Data records for software interfaces
- - -
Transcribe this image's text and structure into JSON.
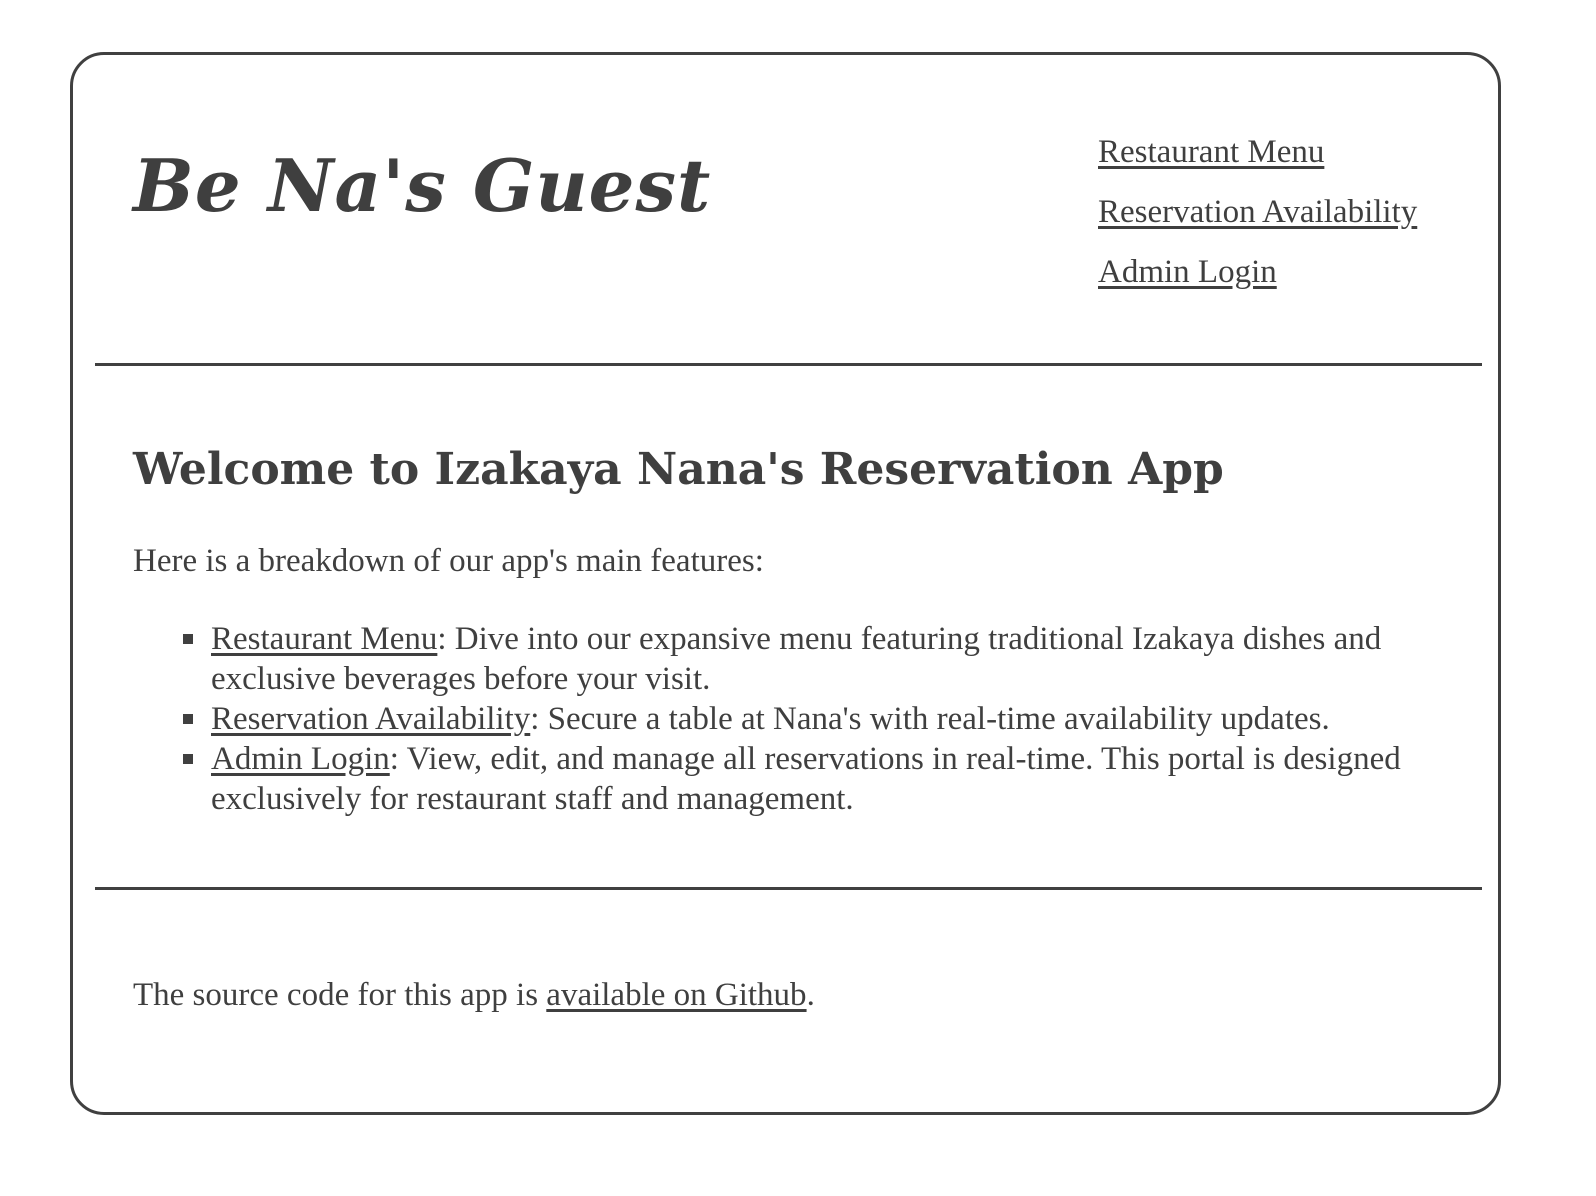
{
  "header": {
    "brand": "Be Na's Guest",
    "nav": [
      {
        "label": "Restaurant Menu"
      },
      {
        "label": "Reservation Availability"
      },
      {
        "label": "Admin Login"
      }
    ]
  },
  "main": {
    "title": "Welcome to Izakaya Nana's Reservation App",
    "intro": "Here is a breakdown of our app's main features:",
    "features": [
      {
        "link": "Restaurant Menu",
        "text": ": Dive into our expansive menu featuring traditional Izakaya dishes and exclusive beverages before your visit."
      },
      {
        "link": "Reservation Availability",
        "text": ": Secure a table at Nana's with real-time availability updates."
      },
      {
        "link": "Admin Login",
        "text": ": View, edit, and manage all reservations in real-time. This portal is designed exclusively for restaurant staff and management."
      }
    ]
  },
  "footer": {
    "prefix": "The source code for this app is ",
    "link": "available on Github",
    "suffix": "."
  },
  "colors": {
    "text": "#3f3f3f",
    "border": "#404040",
    "background": "#ffffff"
  }
}
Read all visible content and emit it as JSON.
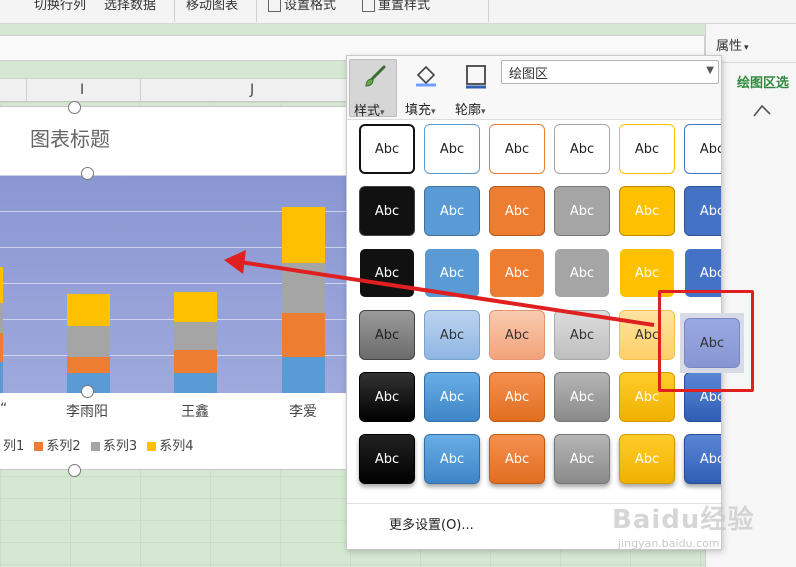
{
  "ribbon": {
    "items": [
      "切换行列",
      "选择数据",
      "移动图表",
      "设置格式",
      "重置样式"
    ]
  },
  "sheet": {
    "columns": [
      "I",
      "J"
    ]
  },
  "pane": {
    "title": "属性",
    "title_caret": "▾",
    "tab": "绘图区选"
  },
  "chart": {
    "title": "图表标题",
    "categories_visible": [
      "李雨阳",
      "王鑫",
      "李爱"
    ],
    "cut_left_label": "“",
    "legend": [
      {
        "name": "列1",
        "color": "#5b9bd5"
      },
      {
        "name": "系列2",
        "color": "#ed7d31"
      },
      {
        "name": "系列3",
        "color": "#a5a5a5"
      },
      {
        "name": "系列4",
        "color": "#ffc000"
      }
    ]
  },
  "panel": {
    "tabs": [
      {
        "label": "样式",
        "caret": "▾",
        "icon": "brush-icon",
        "selected": true
      },
      {
        "label": "填充",
        "caret": "▾",
        "icon": "fill-bucket-icon",
        "selected": false
      },
      {
        "label": "轮廓",
        "caret": "▾",
        "icon": "outline-icon",
        "selected": false
      }
    ],
    "area_select": "绘图区",
    "swatch_text": "Abc",
    "more_settings": "更多设置(O)...",
    "selected_swatch": "row4-col6",
    "highlight_color": "#e02020",
    "arrow_color": "#e02020"
  },
  "watermark": {
    "brand": "Baidu经验",
    "url": "jingyan.baidu.com"
  }
}
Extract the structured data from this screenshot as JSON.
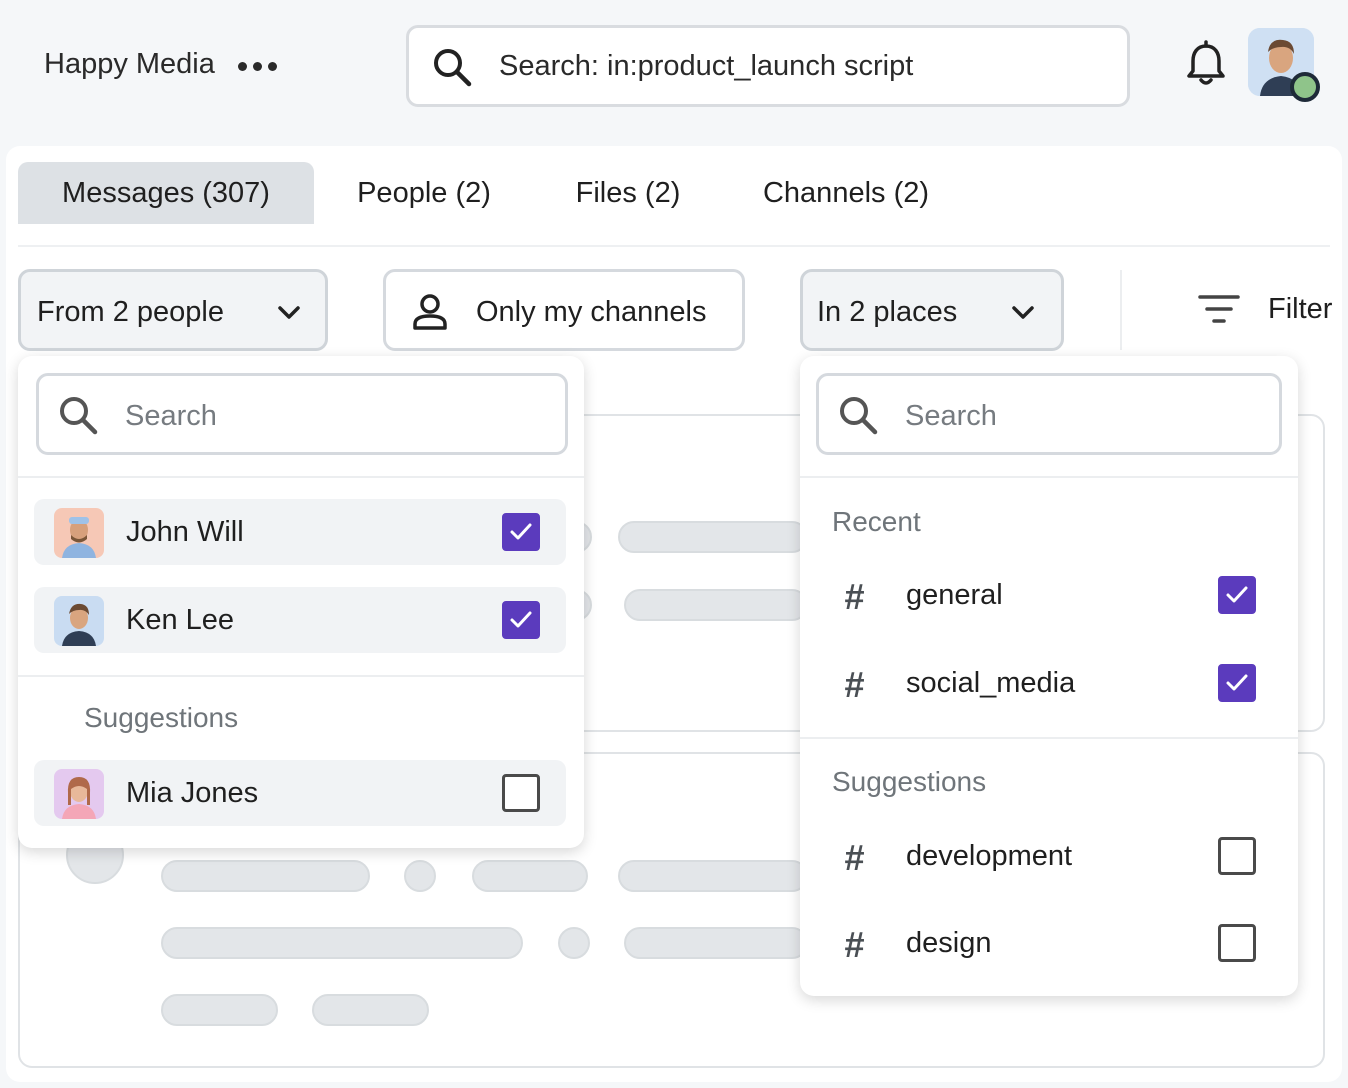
{
  "header": {
    "workspace_name": "Happy Media",
    "more_icon": "more-horizontal-icon",
    "search_value": "Search: in:product_launch script",
    "search_icon": "search-icon",
    "notifications_icon": "bell-icon",
    "profile_status_color": "#8fc48a"
  },
  "tabs": [
    {
      "label": "Messages (307)",
      "active": true
    },
    {
      "label": "People (2)",
      "active": false
    },
    {
      "label": "Files (2)",
      "active": false
    },
    {
      "label": "Channels (2)",
      "active": false
    }
  ],
  "filters": {
    "from": "From 2 people",
    "only_my_channels": "Only my channels",
    "in_places": "In 2 places",
    "filter": "Filter"
  },
  "people_dropdown": {
    "search_placeholder": "Search",
    "selected": [
      {
        "name": "John Will",
        "checked": true
      },
      {
        "name": "Ken Lee",
        "checked": true
      }
    ],
    "suggestions_label": "Suggestions",
    "suggestions": [
      {
        "name": "Mia Jones",
        "checked": false
      }
    ]
  },
  "channels_dropdown": {
    "search_placeholder": "Search",
    "recent_label": "Recent",
    "recent": [
      {
        "name": "general",
        "checked": true
      },
      {
        "name": "social_media",
        "checked": true
      }
    ],
    "suggestions_label": "Suggestions",
    "suggestions": [
      {
        "name": "development",
        "checked": false
      },
      {
        "name": "design",
        "checked": false
      }
    ]
  },
  "colors": {
    "checkbox_checked": "#5b3bbd",
    "active_tab_bg": "#dde1e5"
  }
}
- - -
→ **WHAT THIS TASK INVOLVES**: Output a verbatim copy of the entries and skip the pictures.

→ **RESPONSE FOR THIS EXERCISE**:
Transcribe this image's text and structure into JSON.
{
  "header": {
    "brand": "Be Na's Guest",
    "nav": [
      {
        "label": "Restaurant Menu"
      },
      {
        "label": "Reservation Availability"
      },
      {
        "label": "Admin Login"
      }
    ]
  },
  "main": {
    "title": "Welcome to Izakaya Nana's Reservation App",
    "intro": "Here is a breakdown of our app's main features:",
    "features": [
      {
        "link": "Restaurant Menu",
        "text": ": Dive into our expansive menu featuring traditional Izakaya dishes and exclusive beverages before your visit."
      },
      {
        "link": "Reservation Availability",
        "text": ": Secure a table at Nana's with real-time availability updates."
      },
      {
        "link": "Admin Login",
        "text": ": View, edit, and manage all reservations in real-time. This portal is designed exclusively for restaurant staff and management."
      }
    ]
  },
  "footer": {
    "prefix": "The source code for this app is ",
    "link": "available on Github",
    "suffix": "."
  },
  "colors": {
    "text": "#3f3f3f",
    "border": "#404040",
    "background": "#ffffff"
  }
}
Read all visible content and emit it as JSON.
{
  "ribbon": {
    "items": [
      "切换行列",
      "选择数据",
      "移动图表",
      "设置格式",
      "重置样式"
    ]
  },
  "sheet": {
    "columns": [
      "I",
      "J"
    ]
  },
  "pane": {
    "title": "属性",
    "title_caret": "▾",
    "tab": "绘图区选"
  },
  "chart": {
    "title": "图表标题",
    "categories_visible": [
      "李雨阳",
      "王鑫",
      "李爱"
    ],
    "cut_left_label": "“",
    "legend": [
      {
        "name": "列1",
        "color": "#5b9bd5"
      },
      {
        "name": "系列2",
        "color": "#ed7d31"
      },
      {
        "name": "系列3",
        "color": "#a5a5a5"
      },
      {
        "name": "系列4",
        "color": "#ffc000"
      }
    ]
  },
  "panel": {
    "tabs": [
      {
        "label": "样式",
        "caret": "▾",
        "icon": "brush-icon",
        "selected": true
      },
      {
        "label": "填充",
        "caret": "▾",
        "icon": "fill-bucket-icon",
        "selected": false
      },
      {
        "label": "轮廓",
        "caret": "▾",
        "icon": "outline-icon",
        "selected": false
      }
    ],
    "area_select": "绘图区",
    "swatch_text": "Abc",
    "more_settings": "更多设置(O)...",
    "selected_swatch": "row4-col6",
    "highlight_color": "#e02020",
    "arrow_color": "#e02020"
  },
  "watermark": {
    "brand": "Baidu经验",
    "url": "jingyan.baidu.com"
  }
}
Extract the structured data from this screenshot as JSON.
{
  "header": {
    "workspace_name": "Happy Media",
    "more_icon": "more-horizontal-icon",
    "search_value": "Search: in:product_launch script",
    "search_icon": "search-icon",
    "notifications_icon": "bell-icon",
    "profile_status_color": "#8fc48a"
  },
  "tabs": [
    {
      "label": "Messages (307)",
      "active": true
    },
    {
      "label": "People (2)",
      "active": false
    },
    {
      "label": "Files (2)",
      "active": false
    },
    {
      "label": "Channels (2)",
      "active": false
    }
  ],
  "filters": {
    "from": "From 2 people",
    "only_my_channels": "Only my channels",
    "in_places": "In 2 places",
    "filter": "Filter"
  },
  "people_dropdown": {
    "search_placeholder": "Search",
    "selected": [
      {
        "name": "John Will",
        "checked": true
      },
      {
        "name": "Ken Lee",
        "checked": true
      }
    ],
    "suggestions_label": "Suggestions",
    "suggestions": [
      {
        "name": "Mia Jones",
        "checked": false
      }
    ]
  },
  "channels_dropdown": {
    "search_placeholder": "Search",
    "recent_label": "Recent",
    "recent": [
      {
        "name": "general",
        "checked": true
      },
      {
        "name": "social_media",
        "checked": true
      }
    ],
    "suggestions_label": "Suggestions",
    "suggestions": [
      {
        "name": "development",
        "checked": false
      },
      {
        "name": "design",
        "checked": false
      }
    ]
  },
  "colors": {
    "checkbox_checked": "#5b3bbd",
    "active_tab_bg": "#dde1e5"
  }
}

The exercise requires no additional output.